### AIM OF THE TASK
Collect every line of the records below that contains the word "title".

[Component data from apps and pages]
☆ ☆ ☆

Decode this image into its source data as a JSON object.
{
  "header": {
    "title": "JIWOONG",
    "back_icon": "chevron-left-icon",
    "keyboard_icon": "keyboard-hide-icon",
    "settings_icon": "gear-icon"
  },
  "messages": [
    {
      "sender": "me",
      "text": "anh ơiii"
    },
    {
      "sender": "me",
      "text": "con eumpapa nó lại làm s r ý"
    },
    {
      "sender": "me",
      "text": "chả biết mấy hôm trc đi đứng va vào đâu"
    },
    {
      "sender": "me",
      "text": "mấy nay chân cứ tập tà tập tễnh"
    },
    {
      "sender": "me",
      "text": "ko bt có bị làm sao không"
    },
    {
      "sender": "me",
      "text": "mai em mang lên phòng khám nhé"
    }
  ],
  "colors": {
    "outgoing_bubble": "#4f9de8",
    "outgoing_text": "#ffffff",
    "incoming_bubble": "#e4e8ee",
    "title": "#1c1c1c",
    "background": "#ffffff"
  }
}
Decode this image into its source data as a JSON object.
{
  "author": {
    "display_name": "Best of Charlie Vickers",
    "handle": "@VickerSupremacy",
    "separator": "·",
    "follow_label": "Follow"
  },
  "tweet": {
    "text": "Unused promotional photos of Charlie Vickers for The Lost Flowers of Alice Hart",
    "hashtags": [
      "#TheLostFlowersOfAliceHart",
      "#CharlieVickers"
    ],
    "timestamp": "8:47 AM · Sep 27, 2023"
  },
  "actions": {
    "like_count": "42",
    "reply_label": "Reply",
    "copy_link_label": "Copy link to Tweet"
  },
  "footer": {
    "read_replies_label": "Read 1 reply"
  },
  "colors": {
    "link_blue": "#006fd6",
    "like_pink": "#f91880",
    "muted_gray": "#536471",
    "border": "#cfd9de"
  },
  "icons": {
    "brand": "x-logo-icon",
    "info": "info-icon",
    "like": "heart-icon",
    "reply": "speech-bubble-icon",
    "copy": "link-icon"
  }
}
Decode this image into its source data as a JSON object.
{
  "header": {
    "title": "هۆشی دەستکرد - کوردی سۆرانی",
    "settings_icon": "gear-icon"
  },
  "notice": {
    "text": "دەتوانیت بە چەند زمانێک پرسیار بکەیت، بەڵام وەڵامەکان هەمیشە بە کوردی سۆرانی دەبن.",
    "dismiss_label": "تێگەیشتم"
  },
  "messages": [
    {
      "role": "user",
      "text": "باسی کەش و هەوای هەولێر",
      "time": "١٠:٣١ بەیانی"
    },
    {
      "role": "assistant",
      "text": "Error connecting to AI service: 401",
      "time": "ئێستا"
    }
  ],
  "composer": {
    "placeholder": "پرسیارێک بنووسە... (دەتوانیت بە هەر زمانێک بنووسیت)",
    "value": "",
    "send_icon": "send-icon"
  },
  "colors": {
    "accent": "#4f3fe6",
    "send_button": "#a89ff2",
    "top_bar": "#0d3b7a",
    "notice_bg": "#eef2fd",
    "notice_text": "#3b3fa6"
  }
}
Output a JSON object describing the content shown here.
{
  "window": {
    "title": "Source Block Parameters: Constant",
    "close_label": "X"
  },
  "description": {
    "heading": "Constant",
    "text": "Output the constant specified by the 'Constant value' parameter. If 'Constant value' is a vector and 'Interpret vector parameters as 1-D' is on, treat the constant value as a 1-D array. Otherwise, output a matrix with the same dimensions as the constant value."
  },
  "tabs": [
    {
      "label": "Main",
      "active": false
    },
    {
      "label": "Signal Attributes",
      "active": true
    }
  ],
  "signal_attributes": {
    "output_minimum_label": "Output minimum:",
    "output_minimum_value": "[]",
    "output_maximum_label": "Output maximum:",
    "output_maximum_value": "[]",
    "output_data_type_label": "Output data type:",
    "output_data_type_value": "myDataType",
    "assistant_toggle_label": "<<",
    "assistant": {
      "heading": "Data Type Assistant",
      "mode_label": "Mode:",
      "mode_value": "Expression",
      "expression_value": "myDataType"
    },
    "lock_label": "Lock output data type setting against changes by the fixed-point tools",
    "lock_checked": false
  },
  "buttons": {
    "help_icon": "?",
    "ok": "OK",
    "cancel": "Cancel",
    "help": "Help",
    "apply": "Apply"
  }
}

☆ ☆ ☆

### FINISHED EXERCISE
    "title": "JIWOONG",
    "title": "#1c1c1c",
    "title": "هۆشی دەستکرد - کوردی سۆرانی",
    "title": "Source Block Parameters: Constant",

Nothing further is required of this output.